Entries shown:
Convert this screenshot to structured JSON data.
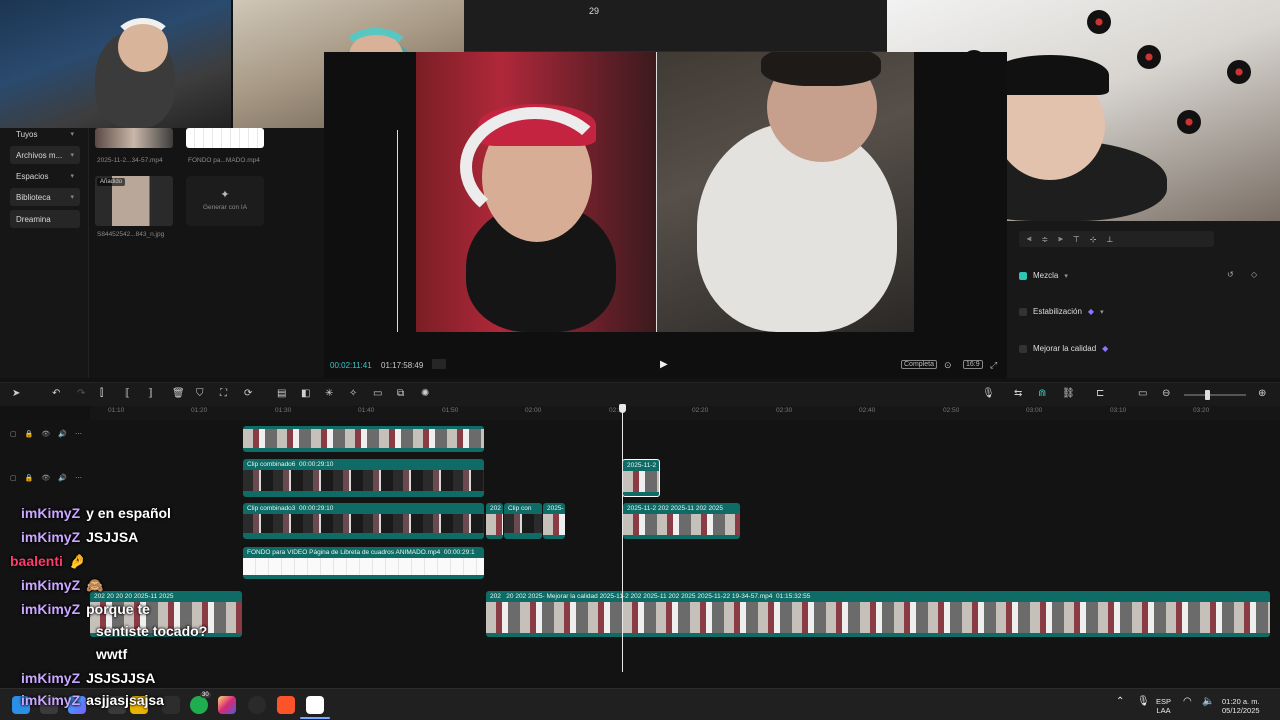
{
  "preview": {
    "frame_counter": "29"
  },
  "left_nav": {
    "items": [
      {
        "label": "Tuyos",
        "name": "nav-item-tuyos"
      },
      {
        "label": "Archivos m...",
        "name": "nav-item-archivos"
      },
      {
        "label": "Espacios",
        "name": "nav-item-espacios"
      },
      {
        "label": "Biblioteca",
        "name": "nav-item-biblioteca"
      },
      {
        "label": "Dreamina",
        "name": "nav-item-dreamina"
      }
    ]
  },
  "media": {
    "items": [
      {
        "caption": "2025-11-2...34-57.mp4"
      },
      {
        "caption": "FONDO pa...MADO.mp4"
      },
      {
        "caption": "S84452542...843_n.jpg",
        "badge": "Añadido"
      }
    ],
    "generate_label": "Generar con IA"
  },
  "player": {
    "current_time": "00:02:11:41",
    "total_time": "01:17:58:49",
    "controls": {
      "fit": "Completa",
      "ratio": "16:9"
    }
  },
  "inspector": {
    "blend_label": "Mezcla",
    "stabilization_label": "Estabilización",
    "enhance_label": "Mejorar la calidad"
  },
  "ruler": {
    "ticks": [
      "01:10",
      "01:20",
      "01:30",
      "01:40",
      "01:50",
      "02:00",
      "02:10",
      "02:20",
      "02:30",
      "02:40",
      "02:50",
      "03:00",
      "03:10",
      "03:20"
    ]
  },
  "clips": {
    "combined6": "Clip combinado6",
    "combined6_dur": "00:00:29:10",
    "combined3": "Clip combinado3",
    "combined3_dur": "00:00:29:10",
    "short1": "2025-11-2",
    "background": "FONDO para VIDEO Página de Libreta de cuadros ANIMADO.mp4",
    "background_dur": "00:00:29:1",
    "short2": "2025-11-2",
    "short3": "202",
    "short4": "2025-11",
    "short5": "202",
    "short6": "2025",
    "clip_con": "Clip con",
    "main": "2025-11-22 19-34-57.mp4",
    "main_dur": "01:15:32:55",
    "enhance": "Mejorar la calidad",
    "s_2025": "2025",
    "s_202": "20",
    "s_2025b": "2025-"
  },
  "chat": {
    "lines": [
      {
        "user": "imKimyZ",
        "msg": "y en español"
      },
      {
        "user": "imKimyZ",
        "msg": "JSJJSA"
      },
      {
        "user": "baalenti",
        "msg": "🤌"
      },
      {
        "user": "imKimyZ",
        "msg": "🙈"
      },
      {
        "user": "imKimyZ",
        "msg": "porque te"
      },
      {
        "user": "",
        "msg": "sentiste tocado?"
      },
      {
        "user": "",
        "msg": "wwtf"
      },
      {
        "user": "imKimyZ",
        "msg": "JSJSJJSA"
      },
      {
        "user": "imKimyZ",
        "msg": "asjjasjsajsa"
      }
    ]
  },
  "taskbar": {
    "whatsapp_badge": "30",
    "lang": "ESP",
    "lang_sub": "LAA",
    "time": "01:20 a. m.",
    "date": "05/12/2025"
  },
  "colors": {
    "accent": "#2ec4b6",
    "clip": "#0f6b66",
    "chat_user": "#c9a6ff"
  }
}
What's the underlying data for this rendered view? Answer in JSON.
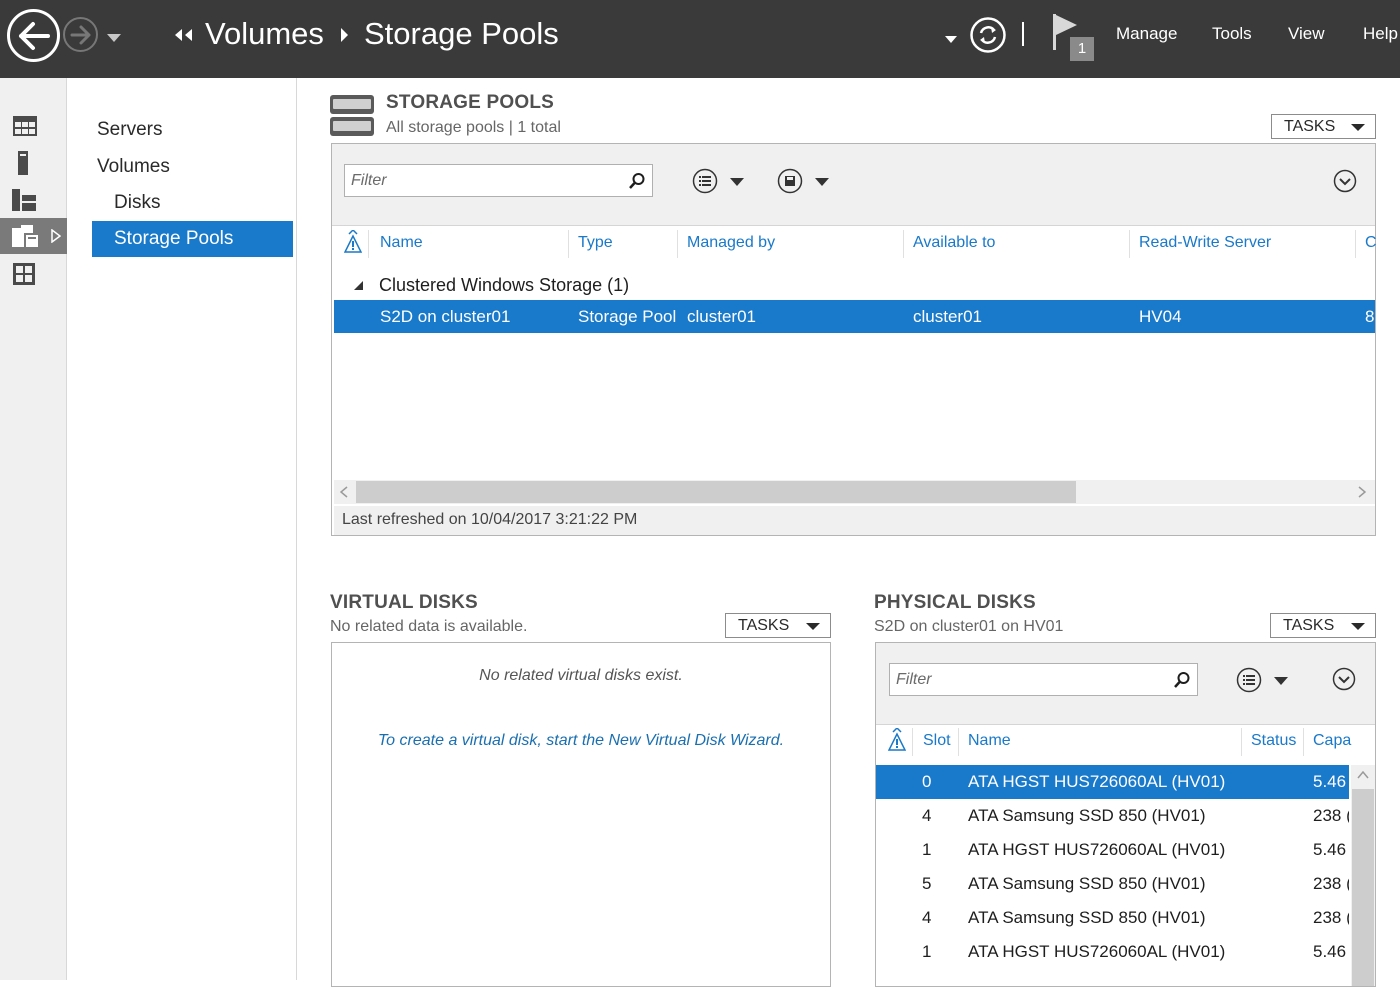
{
  "header": {
    "breadcrumb": [
      "Volumes",
      "Storage Pools"
    ],
    "notification_count": "1",
    "menu": [
      "Manage",
      "Tools",
      "View",
      "Help"
    ]
  },
  "tree": {
    "items": [
      "Servers",
      "Volumes",
      "Disks",
      "Storage Pools"
    ]
  },
  "storage_pools": {
    "title": "STORAGE POOLS",
    "subtitle": "All storage pools | 1 total",
    "tasks_label": "TASKS",
    "filter_placeholder": "Filter",
    "columns": [
      "Name",
      "Type",
      "Managed by",
      "Available to",
      "Read-Write Server",
      "C"
    ],
    "group_label": "Clustered Windows Storage (1)",
    "row": {
      "name": "S2D on cluster01",
      "type": "Storage Pool",
      "managed_by": "cluster01",
      "available_to": "cluster01",
      "rw_server": "HV04",
      "extra": "8"
    },
    "status": "Last refreshed on 10/04/2017 3:21:22 PM"
  },
  "virtual_disks": {
    "title": "VIRTUAL DISKS",
    "subtitle": "No related data is available.",
    "tasks_label": "TASKS",
    "empty_message": "No related virtual disks exist.",
    "wizard_link": "To create a virtual disk, start the New Virtual Disk Wizard."
  },
  "physical_disks": {
    "title": "PHYSICAL DISKS",
    "subtitle": "S2D on cluster01 on HV01",
    "tasks_label": "TASKS",
    "filter_placeholder": "Filter",
    "columns": [
      "Slot",
      "Name",
      "Status",
      "Capa"
    ],
    "rows": [
      {
        "slot": "0",
        "name": "ATA HGST HUS726060AL (HV01)",
        "capacity": "5.46"
      },
      {
        "slot": "4",
        "name": "ATA Samsung SSD 850 (HV01)",
        "capacity": "238 ("
      },
      {
        "slot": "1",
        "name": "ATA HGST HUS726060AL (HV01)",
        "capacity": "5.46 ¨"
      },
      {
        "slot": "5",
        "name": "ATA Samsung SSD 850 (HV01)",
        "capacity": "238 ("
      },
      {
        "slot": "4",
        "name": "ATA Samsung SSD 850 (HV01)",
        "capacity": "238 ("
      },
      {
        "slot": "1",
        "name": "ATA HGST HUS726060AL (HV01)",
        "capacity": "5.46 ¨"
      }
    ],
    "selected_index": 0
  },
  "colors": {
    "header_bg": "#3a3a3a",
    "accent": "#1979ca",
    "rail_bg": "#f0f0f0"
  }
}
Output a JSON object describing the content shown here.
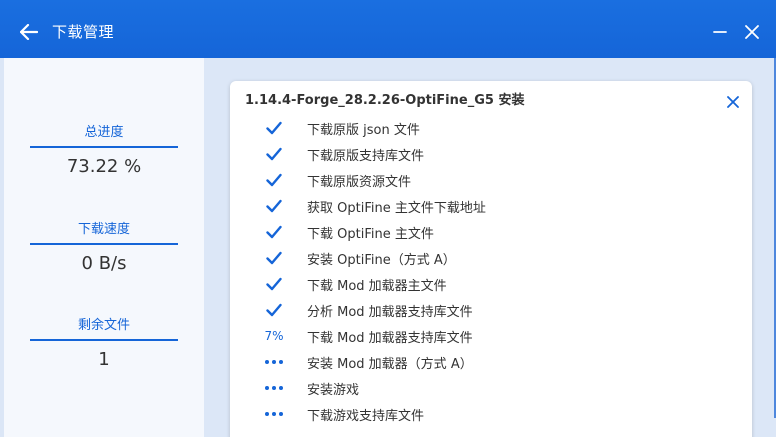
{
  "window": {
    "title": "下载管理"
  },
  "sidebar": {
    "progress_label": "总进度",
    "progress_value": "73.22 %",
    "speed_label": "下载速度",
    "speed_value": "0 B/s",
    "remaining_label": "剩余文件",
    "remaining_value": "1"
  },
  "card": {
    "title": "1.14.4-Forge_28.2.26-OptiFine_G5 安装",
    "tasks": [
      {
        "status": "done",
        "name": "下载原版 json 文件"
      },
      {
        "status": "done",
        "name": "下载原版支持库文件"
      },
      {
        "status": "done",
        "name": "下载原版资源文件"
      },
      {
        "status": "done",
        "name": "获取 OptiFine 主文件下载地址"
      },
      {
        "status": "done",
        "name": "下载 OptiFine 主文件"
      },
      {
        "status": "done",
        "name": "安装 OptiFine（方式 A）"
      },
      {
        "status": "done",
        "name": "下载 Mod 加载器主文件"
      },
      {
        "status": "done",
        "name": "分析 Mod 加载器支持库文件"
      },
      {
        "status": "progress",
        "progress_text": "7%",
        "name": "下载 Mod 加载器支持库文件"
      },
      {
        "status": "waiting",
        "name": "安装 Mod 加载器（方式 A）"
      },
      {
        "status": "waiting",
        "name": "安装游戏"
      },
      {
        "status": "waiting",
        "name": "下载游戏支持库文件"
      }
    ]
  },
  "colors": {
    "accent": "#1565d8",
    "titlebar": "#1a6fe0",
    "main_bg": "#dce7f7"
  }
}
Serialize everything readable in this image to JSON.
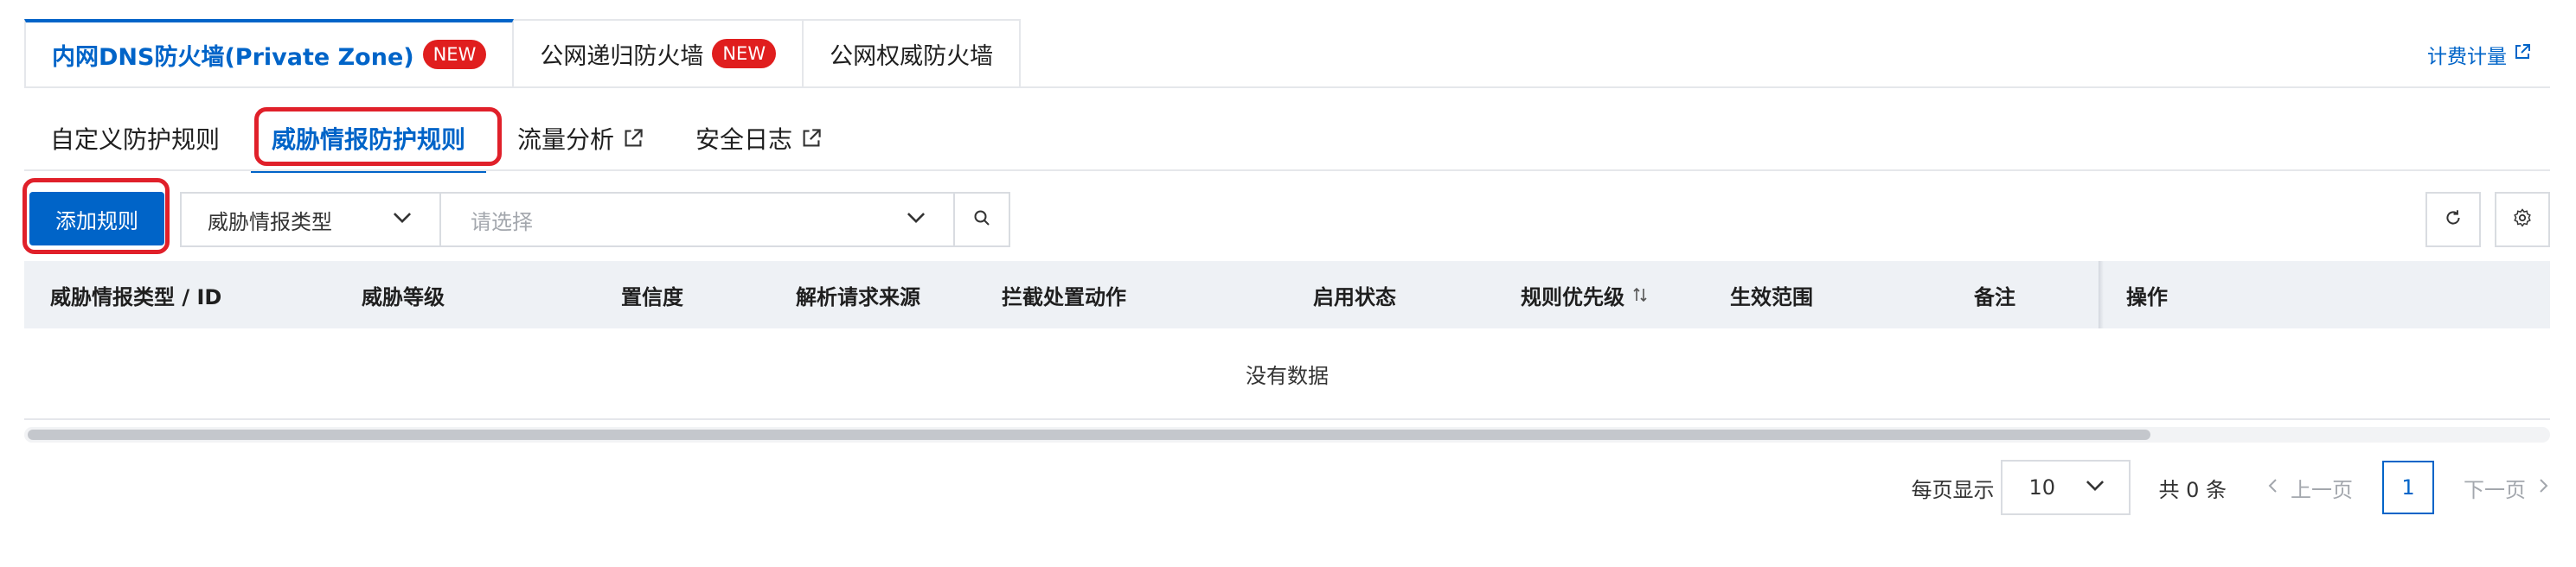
{
  "top_tabs": [
    {
      "label": "内网DNS防火墙(Private Zone)",
      "badge": "NEW",
      "active": true
    },
    {
      "label": "公网递归防火墙",
      "badge": "NEW",
      "active": false
    },
    {
      "label": "公网权威防火墙",
      "badge": "",
      "active": false
    }
  ],
  "billing_link": "计费计量",
  "sub_tabs": [
    {
      "label": "自定义防护规则",
      "external": false,
      "active": false
    },
    {
      "label": "威胁情报防护规则",
      "external": false,
      "active": true
    },
    {
      "label": "流量分析",
      "external": true,
      "active": false
    },
    {
      "label": "安全日志",
      "external": true,
      "active": false
    }
  ],
  "toolbar": {
    "add_button": "添加规则",
    "filter_type": "威胁情报类型",
    "filter_placeholder": "请选择"
  },
  "table": {
    "columns": [
      "威胁情报类型 / ID",
      "威胁等级",
      "置信度",
      "解析请求来源",
      "拦截处置动作",
      "启用状态",
      "规则优先级",
      "生效范围",
      "备注",
      "操作"
    ],
    "empty_text": "没有数据"
  },
  "pagination": {
    "per_page_label": "每页显示",
    "page_size": "10",
    "total_text": "共 0 条",
    "prev": "上一页",
    "current_page": "1",
    "next": "下一页"
  },
  "colors": {
    "primary": "#0064c8",
    "badge": "#e01e1e",
    "highlight": "#e0202a"
  }
}
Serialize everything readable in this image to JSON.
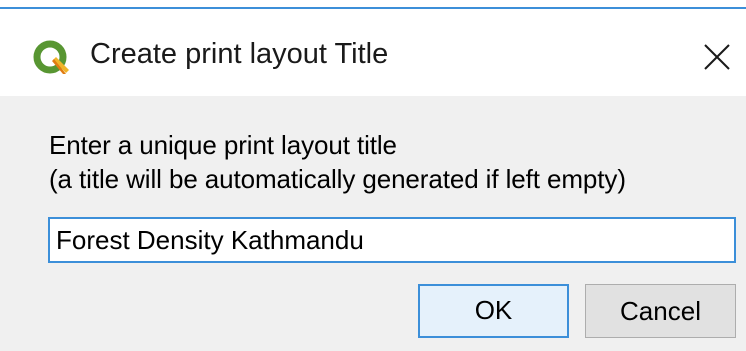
{
  "window": {
    "title": "Create print layout Title",
    "app_icon": "qgis-logo-icon",
    "close_icon": "close-icon"
  },
  "prompt": {
    "line1": "Enter a unique print layout title",
    "line2": "(a title will be automatically generated if left empty)"
  },
  "input": {
    "value": "Forest Density Kathmandu",
    "placeholder": ""
  },
  "buttons": {
    "ok_label": "OK",
    "cancel_label": "Cancel"
  },
  "colors": {
    "accent": "#3c8fd9",
    "qgis_green": "#589632",
    "qgis_yellow": "#ee7913"
  }
}
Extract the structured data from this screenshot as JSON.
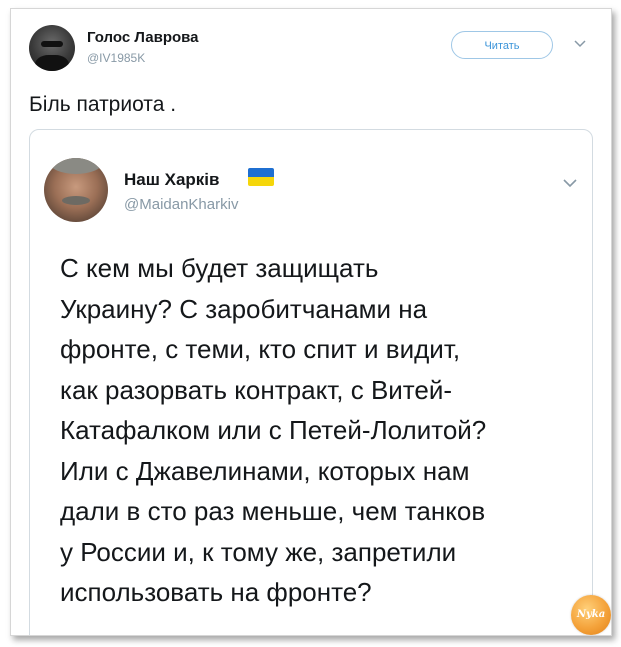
{
  "outer_tweet": {
    "name": "Голос Лаврова",
    "handle": "@IV1985K",
    "follow_label": "Читать",
    "text": "Біль патриота ."
  },
  "quoted_tweet": {
    "name": "Наш Харків",
    "handle": "@MaidanKharkiv",
    "flag_icon": "ukraine-flag",
    "lines": [
      "С кем мы будет защищать",
      "Украину? С заробитчанами на",
      "фронте, с теми, кто спит и видит,",
      "как разорвать контракт, с Витей-",
      "Катафалком или с Петей-Лолитой?",
      "Или с Джавелинами, которых нам",
      "дали в сто раз меньше, чем танков",
      "у России и, к тому же, запретили",
      "использовать на фронте?"
    ]
  },
  "watermark": {
    "label": "Nyka"
  },
  "colors": {
    "accent": "#3b94d9",
    "handle_grey": "#8899a6",
    "text": "#14171a",
    "flag_blue": "#1f6fd1",
    "flag_yellow": "#f5d60a"
  }
}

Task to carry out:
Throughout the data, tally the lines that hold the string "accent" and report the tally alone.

Output of the task:
5